According to reports, the billionaire George Soros’s investment fund has started trading Bitcoin.
TheStreet.com reported Wednesday that speculations about the legendary investor’s firm entering cryptocurrencies were fueled by two sources who claimed Dawn Fitzpatrick, Soros Fund Management’s chief investing officer, had given her permission to trade Bitcoin. According to the report, the firm is also considering other digital currencies.
In a March interview Fitzpatrick stated that her company was investing in cryptocurrency infrastructure companies, such as asset managers, custodians, and exchanges. It was a “really important time” for cryptos, and Bitcoin could have remained a fringe asset if it hadn’t been for the fact that the money supply has risen by more than 25% over the past 12 months.

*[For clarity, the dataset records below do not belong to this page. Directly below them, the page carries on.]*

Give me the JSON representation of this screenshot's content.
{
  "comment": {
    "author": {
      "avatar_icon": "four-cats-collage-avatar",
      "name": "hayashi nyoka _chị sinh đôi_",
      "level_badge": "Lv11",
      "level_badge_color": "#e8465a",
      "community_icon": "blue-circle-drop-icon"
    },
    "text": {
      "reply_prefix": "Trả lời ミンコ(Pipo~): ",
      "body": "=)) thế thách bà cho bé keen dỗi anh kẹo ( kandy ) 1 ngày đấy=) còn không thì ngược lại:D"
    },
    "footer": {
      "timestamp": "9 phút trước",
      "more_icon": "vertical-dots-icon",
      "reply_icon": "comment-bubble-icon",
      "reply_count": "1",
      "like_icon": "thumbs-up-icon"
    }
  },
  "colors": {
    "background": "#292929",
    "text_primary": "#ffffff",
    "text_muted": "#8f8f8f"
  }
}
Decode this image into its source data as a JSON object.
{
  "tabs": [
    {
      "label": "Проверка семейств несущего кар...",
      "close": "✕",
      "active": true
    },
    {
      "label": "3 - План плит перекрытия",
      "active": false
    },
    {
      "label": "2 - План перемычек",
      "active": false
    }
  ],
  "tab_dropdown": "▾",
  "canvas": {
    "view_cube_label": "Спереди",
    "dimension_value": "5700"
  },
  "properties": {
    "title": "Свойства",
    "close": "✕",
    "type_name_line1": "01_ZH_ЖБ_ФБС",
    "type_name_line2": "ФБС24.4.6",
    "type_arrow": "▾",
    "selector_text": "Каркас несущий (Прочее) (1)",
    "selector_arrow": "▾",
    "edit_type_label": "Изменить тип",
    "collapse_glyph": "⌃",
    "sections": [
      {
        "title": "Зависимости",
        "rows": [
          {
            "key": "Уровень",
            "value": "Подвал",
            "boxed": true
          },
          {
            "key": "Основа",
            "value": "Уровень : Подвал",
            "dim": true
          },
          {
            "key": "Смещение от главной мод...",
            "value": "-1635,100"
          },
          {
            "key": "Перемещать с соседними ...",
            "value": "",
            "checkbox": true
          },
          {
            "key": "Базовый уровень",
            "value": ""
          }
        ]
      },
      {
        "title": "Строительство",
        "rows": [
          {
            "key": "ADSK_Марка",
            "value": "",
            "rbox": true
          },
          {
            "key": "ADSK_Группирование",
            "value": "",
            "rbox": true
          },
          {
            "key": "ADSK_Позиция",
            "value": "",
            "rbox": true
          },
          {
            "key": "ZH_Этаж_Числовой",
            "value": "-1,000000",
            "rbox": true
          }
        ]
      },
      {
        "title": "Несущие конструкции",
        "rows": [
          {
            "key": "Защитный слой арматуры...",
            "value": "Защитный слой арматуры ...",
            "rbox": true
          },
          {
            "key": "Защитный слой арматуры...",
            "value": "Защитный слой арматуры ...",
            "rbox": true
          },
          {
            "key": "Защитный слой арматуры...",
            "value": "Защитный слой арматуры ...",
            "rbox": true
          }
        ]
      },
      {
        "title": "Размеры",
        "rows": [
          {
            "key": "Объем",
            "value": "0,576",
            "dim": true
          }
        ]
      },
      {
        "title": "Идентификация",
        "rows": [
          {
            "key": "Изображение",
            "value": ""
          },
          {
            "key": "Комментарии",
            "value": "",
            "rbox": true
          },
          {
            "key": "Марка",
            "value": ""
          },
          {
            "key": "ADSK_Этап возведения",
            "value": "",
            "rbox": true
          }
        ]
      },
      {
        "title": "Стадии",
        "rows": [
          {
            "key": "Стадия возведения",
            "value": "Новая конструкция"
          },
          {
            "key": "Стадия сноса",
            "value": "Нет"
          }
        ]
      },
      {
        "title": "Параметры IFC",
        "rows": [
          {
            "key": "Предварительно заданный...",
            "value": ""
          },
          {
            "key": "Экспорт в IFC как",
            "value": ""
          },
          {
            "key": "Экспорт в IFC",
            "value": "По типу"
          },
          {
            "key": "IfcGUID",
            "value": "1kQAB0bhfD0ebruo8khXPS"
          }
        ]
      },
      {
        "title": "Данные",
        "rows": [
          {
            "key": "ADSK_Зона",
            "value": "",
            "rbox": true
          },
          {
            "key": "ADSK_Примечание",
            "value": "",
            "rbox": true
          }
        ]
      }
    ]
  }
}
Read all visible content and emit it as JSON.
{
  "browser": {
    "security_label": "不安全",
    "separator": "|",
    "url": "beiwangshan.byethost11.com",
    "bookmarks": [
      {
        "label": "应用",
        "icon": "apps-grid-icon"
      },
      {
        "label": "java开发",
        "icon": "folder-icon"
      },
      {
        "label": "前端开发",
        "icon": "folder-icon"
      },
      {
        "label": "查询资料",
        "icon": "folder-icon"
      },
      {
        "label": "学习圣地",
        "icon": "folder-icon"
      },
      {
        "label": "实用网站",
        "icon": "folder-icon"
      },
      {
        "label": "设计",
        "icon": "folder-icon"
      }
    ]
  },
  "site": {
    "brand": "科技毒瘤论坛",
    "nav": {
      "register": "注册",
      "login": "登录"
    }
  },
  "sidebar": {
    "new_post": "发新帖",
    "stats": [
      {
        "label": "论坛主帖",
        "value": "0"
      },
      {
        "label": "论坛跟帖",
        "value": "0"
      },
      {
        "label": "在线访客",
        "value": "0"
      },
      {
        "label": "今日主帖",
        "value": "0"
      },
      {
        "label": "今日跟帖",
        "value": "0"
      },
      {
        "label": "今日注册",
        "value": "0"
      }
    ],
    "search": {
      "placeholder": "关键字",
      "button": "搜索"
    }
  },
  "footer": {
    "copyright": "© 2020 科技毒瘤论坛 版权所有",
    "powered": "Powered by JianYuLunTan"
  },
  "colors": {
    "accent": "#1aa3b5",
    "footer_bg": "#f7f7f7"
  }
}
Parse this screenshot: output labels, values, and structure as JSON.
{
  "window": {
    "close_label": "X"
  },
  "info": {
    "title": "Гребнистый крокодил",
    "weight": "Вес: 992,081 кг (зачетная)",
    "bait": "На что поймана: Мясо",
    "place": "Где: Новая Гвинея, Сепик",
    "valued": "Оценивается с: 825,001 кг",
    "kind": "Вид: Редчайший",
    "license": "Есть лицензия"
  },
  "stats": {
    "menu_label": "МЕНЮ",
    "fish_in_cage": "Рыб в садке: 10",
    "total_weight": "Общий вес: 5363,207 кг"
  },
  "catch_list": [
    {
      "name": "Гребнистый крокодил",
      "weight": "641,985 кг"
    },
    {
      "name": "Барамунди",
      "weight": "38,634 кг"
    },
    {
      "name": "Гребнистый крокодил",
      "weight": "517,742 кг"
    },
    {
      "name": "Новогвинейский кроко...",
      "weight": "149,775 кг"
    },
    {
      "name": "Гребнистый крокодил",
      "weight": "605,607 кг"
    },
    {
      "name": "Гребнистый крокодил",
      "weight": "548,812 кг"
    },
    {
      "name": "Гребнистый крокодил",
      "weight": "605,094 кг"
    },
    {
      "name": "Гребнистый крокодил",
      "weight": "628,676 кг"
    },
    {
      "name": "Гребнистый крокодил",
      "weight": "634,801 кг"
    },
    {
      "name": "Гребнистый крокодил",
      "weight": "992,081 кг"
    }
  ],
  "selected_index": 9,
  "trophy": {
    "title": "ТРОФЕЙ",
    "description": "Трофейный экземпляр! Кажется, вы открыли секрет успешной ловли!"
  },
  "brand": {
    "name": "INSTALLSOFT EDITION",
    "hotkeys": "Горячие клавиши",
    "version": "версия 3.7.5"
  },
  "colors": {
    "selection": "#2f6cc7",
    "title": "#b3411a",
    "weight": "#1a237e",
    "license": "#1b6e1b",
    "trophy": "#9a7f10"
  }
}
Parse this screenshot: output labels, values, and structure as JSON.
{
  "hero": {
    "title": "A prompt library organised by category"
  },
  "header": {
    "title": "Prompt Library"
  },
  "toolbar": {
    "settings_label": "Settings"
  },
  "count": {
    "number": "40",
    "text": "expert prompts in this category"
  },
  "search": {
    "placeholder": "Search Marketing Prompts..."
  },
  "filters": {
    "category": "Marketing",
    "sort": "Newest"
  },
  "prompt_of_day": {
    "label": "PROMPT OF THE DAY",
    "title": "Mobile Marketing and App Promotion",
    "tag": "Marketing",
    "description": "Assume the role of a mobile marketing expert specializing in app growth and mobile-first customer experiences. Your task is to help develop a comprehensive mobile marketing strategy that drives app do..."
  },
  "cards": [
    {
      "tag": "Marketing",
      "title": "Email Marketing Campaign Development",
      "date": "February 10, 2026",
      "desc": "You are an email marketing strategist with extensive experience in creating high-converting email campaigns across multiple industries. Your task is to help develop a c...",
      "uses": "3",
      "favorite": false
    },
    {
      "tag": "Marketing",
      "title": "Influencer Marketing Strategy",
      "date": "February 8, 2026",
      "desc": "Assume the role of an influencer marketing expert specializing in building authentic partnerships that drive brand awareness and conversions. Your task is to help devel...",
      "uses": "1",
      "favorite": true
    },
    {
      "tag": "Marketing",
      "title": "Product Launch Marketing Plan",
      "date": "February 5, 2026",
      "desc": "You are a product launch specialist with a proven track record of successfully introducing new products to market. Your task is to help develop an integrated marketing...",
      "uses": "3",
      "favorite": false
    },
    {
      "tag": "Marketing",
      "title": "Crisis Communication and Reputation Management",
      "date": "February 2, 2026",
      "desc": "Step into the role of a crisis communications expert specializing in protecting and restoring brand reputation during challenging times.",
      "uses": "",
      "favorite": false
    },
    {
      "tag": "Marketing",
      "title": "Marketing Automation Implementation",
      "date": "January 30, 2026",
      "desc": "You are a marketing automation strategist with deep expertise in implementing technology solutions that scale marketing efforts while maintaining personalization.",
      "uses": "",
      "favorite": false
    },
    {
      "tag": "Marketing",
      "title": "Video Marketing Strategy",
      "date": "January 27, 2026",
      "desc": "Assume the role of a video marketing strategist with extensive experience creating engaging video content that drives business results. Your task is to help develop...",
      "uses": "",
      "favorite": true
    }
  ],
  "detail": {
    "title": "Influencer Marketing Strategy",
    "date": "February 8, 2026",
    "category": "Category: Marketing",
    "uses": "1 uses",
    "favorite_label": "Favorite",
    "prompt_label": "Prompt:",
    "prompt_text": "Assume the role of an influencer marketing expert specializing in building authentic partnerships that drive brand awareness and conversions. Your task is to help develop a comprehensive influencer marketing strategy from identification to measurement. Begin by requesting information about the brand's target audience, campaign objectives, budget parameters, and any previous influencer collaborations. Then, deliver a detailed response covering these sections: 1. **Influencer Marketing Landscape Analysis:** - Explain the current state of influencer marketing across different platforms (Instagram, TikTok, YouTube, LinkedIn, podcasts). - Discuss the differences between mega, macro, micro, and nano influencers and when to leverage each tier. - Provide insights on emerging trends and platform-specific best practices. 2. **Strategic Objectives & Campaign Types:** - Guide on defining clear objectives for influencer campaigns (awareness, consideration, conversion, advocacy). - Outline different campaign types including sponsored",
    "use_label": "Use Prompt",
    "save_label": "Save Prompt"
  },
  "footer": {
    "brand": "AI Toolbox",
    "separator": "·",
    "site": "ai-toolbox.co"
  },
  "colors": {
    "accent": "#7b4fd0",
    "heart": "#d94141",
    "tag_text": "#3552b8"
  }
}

Fitzpatrick stated, “So there’s really a fear of debasing fiat currencies. When you think about Bitcoin I don’t believe it’s currency. I think it is a commodity. It’s easily storable, easily transferable, the IRS [Internal Revenue Service] classes it as a physical asset. It has a finite supply, that supply is halved every ten years. So I think it’s interesting.”
The No. The No. 1 cryptocurrency traded at $33,523 Thursday, a drop in 3% The second quarter ended with a drop of 3% after a strong start and an April record high of $65,000. This was due in part to China’s crackdown.
Soros Fund Management was also granted permission to trade digital assets in April 2018, according to Bloomberg. Soros told the World Economic Forum in January that Bitcoin and other digital currencies could not function as currency because of volatility.
One analyst was unsure what any new move by Soros’ firm might signify.
“Any major hitters in this mix is initially considered great to the adoption story,” said Chris Weston (head of research at Pepperstone in Melbourne) in emailed remarks.
According to Weston, the report simply stated that the firm had ‘cleared trade this’. “They could have been lumping in short positions in futures without knowing much about their plans. If they believe liquidity beneficiaries will take a hit when the Fed’s balance sheets grow at a slower pace and the front-end of the yield curve rises, then maybe being short crypto isn’t such a bad idea.
Soros is best known for shorting the pound during the 1992 Black Wednesday crisis. This led to the Bank of England abandoning the European Exchange Rate Mechanism. This move netted him $1 billion in profit.
TheStreet.com also reported that Point72 Asset Management, a hedge fund, was looking for a “head of crypto,” citing sources. This publication attempted to reach Point72 and Soros Fund Management.